Experience life as it was in the past. In the year 1851, a modest settlement was established on the banks of Brushy Creek, next to a sizable round rock that was situated in the center of the creek. This large round rock served as a landmark for a low-water crossing that was suitable for carts, horses, and cattle. Brushy Creek, which may be found in the vicinity of Chisholm Trail Street, is home to a piece of Round Rock’s rock-solid history.
The enormous “round rock” marked a good site for Native Americans, cattle drives, and stagecoaches to cross Brushy Stream prior to the construction of the first bridge across the creek, which did not take place until around the year 1890. Between Chisholm Trail and Brushy Creek, in the exposed rock, there are still wheel ruts that were probably carved by wagon trains or wagons carrying stone from a nearby quarry. These ruts are still visible today. Old Stagecoach Road was an earlier name for what is now known as Chisholm Trail. The Chisholm Trail was said to have had a stagecoach stop along its route, according to a local tradition.
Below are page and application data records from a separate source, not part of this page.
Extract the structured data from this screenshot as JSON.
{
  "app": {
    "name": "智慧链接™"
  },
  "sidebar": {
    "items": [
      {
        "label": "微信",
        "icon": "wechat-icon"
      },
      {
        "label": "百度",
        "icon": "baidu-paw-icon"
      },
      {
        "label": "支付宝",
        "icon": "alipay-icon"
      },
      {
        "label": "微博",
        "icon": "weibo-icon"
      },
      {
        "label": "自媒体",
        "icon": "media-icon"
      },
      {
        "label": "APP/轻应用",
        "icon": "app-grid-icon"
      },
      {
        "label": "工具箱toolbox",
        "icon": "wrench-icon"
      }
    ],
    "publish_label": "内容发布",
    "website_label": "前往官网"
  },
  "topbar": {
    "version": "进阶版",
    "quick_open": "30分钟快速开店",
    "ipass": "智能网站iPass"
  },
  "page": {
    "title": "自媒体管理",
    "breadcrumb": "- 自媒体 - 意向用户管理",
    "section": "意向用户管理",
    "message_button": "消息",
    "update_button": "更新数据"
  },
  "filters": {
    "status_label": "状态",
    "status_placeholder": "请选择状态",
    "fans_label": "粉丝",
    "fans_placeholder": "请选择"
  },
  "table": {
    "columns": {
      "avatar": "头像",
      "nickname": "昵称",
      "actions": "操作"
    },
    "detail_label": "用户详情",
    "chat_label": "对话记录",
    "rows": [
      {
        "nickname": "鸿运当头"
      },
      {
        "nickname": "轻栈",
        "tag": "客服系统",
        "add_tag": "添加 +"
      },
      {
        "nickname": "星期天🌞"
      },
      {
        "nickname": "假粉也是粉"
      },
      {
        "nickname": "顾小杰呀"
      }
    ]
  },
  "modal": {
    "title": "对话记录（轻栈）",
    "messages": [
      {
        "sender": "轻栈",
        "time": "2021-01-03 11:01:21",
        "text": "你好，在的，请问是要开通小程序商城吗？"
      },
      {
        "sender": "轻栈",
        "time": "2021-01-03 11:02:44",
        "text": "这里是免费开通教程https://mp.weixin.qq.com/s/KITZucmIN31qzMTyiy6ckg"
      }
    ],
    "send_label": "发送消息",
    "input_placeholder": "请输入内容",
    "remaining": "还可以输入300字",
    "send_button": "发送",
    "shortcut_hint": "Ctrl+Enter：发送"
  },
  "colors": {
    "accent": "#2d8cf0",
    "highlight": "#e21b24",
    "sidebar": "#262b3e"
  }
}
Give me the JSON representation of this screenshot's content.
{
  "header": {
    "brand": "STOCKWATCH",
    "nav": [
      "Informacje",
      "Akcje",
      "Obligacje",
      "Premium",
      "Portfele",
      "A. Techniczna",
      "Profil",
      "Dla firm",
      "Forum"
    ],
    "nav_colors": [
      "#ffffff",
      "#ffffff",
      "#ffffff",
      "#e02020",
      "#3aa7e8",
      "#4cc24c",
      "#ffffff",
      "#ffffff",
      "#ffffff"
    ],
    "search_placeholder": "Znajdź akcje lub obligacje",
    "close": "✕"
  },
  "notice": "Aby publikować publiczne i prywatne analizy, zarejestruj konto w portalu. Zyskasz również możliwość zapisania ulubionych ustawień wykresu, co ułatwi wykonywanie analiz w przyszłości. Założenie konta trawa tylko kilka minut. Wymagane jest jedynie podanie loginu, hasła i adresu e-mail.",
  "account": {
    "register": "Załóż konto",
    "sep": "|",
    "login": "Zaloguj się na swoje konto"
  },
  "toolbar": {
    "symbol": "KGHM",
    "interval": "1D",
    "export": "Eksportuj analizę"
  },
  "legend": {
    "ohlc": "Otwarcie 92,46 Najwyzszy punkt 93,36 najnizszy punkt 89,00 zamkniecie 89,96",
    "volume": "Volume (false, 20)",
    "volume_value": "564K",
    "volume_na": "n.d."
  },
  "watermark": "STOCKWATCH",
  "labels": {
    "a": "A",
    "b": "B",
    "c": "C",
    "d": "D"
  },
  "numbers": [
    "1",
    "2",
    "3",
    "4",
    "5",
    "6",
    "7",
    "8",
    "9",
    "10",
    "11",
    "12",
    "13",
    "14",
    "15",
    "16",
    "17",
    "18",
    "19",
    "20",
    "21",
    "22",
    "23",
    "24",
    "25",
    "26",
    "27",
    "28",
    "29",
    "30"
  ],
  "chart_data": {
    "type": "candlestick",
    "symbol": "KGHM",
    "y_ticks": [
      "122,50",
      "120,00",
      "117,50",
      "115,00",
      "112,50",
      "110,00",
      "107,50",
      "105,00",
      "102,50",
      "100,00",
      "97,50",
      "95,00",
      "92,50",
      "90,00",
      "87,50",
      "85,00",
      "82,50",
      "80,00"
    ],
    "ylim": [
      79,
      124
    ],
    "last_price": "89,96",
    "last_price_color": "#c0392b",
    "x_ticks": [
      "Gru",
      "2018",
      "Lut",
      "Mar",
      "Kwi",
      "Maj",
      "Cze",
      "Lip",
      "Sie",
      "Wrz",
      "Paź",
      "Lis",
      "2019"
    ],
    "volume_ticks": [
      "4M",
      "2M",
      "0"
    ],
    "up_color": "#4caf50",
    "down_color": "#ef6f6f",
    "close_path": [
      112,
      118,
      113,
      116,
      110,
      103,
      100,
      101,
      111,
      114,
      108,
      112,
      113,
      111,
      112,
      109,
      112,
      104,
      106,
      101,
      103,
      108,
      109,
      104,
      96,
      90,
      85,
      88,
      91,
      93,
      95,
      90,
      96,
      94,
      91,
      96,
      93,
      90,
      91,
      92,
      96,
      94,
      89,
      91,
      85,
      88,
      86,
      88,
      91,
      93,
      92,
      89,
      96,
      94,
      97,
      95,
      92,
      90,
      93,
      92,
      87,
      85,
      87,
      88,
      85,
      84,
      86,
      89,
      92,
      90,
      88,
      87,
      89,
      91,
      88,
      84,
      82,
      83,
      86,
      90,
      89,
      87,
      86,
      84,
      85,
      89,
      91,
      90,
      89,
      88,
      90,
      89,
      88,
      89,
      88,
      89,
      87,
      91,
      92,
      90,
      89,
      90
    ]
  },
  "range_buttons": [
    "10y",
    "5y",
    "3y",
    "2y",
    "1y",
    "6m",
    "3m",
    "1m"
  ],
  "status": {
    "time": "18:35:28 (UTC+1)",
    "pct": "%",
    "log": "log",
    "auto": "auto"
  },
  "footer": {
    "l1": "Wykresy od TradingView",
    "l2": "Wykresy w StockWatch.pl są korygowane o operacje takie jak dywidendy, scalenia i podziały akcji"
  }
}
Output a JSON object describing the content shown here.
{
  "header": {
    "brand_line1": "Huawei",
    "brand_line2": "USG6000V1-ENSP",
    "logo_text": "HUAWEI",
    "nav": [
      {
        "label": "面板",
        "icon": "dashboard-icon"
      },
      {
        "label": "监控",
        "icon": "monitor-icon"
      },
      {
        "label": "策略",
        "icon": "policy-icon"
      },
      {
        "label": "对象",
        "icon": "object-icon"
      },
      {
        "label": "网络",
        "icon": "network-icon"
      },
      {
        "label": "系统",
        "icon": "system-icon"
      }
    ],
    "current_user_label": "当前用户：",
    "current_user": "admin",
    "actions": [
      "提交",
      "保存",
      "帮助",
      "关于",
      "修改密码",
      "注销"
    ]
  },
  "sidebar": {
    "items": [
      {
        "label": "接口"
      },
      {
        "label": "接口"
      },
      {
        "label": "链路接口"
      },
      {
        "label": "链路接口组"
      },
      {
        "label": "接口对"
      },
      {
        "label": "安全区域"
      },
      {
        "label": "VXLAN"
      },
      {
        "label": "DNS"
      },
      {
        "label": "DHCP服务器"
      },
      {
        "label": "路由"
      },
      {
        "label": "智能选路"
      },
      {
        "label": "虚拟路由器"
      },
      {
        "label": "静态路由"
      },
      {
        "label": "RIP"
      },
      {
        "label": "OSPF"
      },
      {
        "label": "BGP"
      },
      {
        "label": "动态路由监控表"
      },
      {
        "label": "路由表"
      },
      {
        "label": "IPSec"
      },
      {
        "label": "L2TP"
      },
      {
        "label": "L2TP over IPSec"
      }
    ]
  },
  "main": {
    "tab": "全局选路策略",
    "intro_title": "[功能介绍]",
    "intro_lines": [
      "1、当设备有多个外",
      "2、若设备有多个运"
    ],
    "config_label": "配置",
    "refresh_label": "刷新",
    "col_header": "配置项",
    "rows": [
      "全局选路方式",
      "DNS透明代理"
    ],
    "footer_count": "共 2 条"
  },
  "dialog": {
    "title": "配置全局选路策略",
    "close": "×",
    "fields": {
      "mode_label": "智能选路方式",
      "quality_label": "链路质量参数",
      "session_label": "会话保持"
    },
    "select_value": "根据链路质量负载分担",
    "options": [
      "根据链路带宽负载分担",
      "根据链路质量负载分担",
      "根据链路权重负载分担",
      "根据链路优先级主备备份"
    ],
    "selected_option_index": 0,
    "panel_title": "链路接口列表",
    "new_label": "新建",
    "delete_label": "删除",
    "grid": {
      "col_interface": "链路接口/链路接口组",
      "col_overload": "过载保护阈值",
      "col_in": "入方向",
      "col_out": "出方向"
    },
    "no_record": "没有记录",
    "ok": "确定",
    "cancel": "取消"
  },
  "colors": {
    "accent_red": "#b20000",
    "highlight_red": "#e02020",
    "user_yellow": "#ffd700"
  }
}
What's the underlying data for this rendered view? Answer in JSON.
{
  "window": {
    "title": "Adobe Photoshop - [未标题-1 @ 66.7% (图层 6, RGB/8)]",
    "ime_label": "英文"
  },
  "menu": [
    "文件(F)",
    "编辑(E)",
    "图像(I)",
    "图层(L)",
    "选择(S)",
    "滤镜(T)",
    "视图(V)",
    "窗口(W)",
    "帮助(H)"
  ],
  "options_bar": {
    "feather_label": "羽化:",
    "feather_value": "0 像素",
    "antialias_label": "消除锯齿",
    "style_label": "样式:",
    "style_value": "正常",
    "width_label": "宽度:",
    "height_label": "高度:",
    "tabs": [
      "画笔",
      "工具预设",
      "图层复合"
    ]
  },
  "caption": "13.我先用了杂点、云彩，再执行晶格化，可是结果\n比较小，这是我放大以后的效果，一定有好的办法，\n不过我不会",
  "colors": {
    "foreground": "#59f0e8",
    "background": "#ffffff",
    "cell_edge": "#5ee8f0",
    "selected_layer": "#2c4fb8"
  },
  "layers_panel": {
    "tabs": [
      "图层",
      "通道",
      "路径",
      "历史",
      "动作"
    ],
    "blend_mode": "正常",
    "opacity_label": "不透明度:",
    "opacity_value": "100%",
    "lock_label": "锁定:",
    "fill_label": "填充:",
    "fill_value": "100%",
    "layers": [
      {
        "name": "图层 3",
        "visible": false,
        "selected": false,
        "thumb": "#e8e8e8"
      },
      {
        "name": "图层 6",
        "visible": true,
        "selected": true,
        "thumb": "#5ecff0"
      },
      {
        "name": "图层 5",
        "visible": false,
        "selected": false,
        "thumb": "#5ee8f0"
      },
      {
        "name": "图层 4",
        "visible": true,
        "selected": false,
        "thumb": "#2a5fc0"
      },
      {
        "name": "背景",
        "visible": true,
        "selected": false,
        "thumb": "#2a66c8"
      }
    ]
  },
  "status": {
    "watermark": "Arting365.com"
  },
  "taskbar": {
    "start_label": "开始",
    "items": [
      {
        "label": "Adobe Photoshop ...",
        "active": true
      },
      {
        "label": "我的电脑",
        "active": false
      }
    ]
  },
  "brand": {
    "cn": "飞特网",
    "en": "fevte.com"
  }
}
Around the year 1851, a small settlement was established on the banks of Brushy Creek, next to a sizable round rock that was situated in the center of the creek. The brushy creek crossing near the round rock was a low-water crossing that was convenient for wagons, horses, and cattle to use. Brushy Creek was the name given to the village by the first postmaster, but in 1854 the name of the small settlement was changed to Round Rock in recognition of the rock that would later become famous. The so-called “round rock” can be found in the center of Brushy Creek, not far from Chisholm Trail Street.